• **INPUT FOR THIS TASK**:
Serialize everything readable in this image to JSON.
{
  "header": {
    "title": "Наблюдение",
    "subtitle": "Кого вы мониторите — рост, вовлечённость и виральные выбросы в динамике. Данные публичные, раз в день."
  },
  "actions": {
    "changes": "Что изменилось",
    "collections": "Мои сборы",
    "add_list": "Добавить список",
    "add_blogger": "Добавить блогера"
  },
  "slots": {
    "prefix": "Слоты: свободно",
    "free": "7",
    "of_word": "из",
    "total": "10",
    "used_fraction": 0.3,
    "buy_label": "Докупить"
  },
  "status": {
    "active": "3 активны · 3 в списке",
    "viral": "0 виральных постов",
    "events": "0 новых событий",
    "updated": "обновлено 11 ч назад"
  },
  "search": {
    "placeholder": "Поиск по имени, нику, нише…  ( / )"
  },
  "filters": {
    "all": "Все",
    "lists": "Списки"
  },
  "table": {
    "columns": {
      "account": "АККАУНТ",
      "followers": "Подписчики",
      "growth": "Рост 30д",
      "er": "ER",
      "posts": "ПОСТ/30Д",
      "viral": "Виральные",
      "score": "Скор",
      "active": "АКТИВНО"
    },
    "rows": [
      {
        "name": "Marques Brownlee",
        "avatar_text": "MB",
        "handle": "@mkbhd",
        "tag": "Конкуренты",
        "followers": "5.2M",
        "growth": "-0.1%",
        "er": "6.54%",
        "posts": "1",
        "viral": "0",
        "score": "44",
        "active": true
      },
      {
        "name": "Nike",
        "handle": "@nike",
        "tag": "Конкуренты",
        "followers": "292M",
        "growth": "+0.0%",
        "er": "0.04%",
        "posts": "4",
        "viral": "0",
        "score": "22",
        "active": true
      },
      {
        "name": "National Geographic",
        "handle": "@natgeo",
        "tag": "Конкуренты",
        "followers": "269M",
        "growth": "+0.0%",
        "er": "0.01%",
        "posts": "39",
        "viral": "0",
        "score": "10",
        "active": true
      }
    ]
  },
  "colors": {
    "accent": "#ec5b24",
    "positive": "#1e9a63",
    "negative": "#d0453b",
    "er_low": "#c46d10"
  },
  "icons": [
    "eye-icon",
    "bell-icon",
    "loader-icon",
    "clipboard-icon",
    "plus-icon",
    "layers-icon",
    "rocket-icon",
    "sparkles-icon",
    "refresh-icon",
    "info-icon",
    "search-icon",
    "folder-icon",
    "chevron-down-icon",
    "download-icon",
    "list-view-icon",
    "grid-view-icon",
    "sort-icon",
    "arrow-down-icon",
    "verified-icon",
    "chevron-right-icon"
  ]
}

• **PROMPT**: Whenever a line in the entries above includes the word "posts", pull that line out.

• **THE ANSWER**:
      "posts": "ПОСТ/30Д",
        "posts": "1",
        "posts": "4",
        "posts": "39",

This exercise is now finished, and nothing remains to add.